==== Extracted entries ====

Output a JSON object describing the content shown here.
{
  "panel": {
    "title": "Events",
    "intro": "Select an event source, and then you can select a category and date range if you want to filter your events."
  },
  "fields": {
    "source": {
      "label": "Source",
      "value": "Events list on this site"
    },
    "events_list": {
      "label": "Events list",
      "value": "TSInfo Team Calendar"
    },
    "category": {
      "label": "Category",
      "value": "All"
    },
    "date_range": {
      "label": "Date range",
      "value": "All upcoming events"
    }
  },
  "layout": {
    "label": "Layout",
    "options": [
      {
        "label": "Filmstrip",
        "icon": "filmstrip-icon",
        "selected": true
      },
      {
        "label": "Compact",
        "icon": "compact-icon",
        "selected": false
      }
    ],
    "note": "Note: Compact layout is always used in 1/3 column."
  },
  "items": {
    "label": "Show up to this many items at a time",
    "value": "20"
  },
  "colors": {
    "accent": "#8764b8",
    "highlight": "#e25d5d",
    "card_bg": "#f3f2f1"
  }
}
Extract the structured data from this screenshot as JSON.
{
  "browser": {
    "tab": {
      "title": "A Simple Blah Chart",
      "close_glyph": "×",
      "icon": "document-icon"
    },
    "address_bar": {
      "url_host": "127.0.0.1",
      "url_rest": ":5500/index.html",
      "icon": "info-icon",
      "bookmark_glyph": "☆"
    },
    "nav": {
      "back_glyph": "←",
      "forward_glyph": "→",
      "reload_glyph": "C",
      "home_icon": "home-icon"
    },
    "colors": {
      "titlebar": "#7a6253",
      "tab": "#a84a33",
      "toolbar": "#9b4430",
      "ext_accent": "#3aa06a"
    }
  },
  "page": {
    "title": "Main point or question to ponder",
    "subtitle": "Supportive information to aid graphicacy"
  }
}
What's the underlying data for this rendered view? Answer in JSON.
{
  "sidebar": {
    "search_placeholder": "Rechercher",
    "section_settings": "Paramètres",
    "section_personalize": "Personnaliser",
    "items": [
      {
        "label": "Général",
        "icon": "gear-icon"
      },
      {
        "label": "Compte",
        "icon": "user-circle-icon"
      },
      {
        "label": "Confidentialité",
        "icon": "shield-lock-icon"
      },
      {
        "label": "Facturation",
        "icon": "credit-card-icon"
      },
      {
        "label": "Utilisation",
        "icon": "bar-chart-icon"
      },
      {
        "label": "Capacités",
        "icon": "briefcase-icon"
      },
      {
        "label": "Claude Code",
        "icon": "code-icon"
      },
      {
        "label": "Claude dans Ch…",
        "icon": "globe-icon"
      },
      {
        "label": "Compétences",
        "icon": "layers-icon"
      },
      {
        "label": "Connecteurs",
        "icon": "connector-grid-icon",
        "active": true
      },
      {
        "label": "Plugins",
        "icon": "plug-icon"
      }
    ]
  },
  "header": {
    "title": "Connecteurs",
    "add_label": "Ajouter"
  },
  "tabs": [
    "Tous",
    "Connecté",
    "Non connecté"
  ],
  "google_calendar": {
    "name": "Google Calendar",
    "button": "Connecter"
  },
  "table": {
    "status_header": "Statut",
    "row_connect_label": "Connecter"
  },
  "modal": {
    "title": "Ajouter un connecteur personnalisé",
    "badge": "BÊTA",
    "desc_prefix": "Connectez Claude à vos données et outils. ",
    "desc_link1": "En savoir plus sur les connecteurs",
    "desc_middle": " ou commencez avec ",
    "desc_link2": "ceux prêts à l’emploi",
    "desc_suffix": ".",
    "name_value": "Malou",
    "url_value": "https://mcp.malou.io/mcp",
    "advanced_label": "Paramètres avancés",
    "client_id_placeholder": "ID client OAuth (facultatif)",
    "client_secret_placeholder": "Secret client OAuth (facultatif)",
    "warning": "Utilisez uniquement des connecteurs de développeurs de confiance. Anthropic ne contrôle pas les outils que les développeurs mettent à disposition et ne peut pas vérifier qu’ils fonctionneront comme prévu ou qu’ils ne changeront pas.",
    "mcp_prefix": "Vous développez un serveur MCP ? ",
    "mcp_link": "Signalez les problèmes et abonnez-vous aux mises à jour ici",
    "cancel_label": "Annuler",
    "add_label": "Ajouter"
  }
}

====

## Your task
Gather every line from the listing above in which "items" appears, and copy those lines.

## Response
  "items": {
    "label": "Show up to this many items at a time",
    "items": [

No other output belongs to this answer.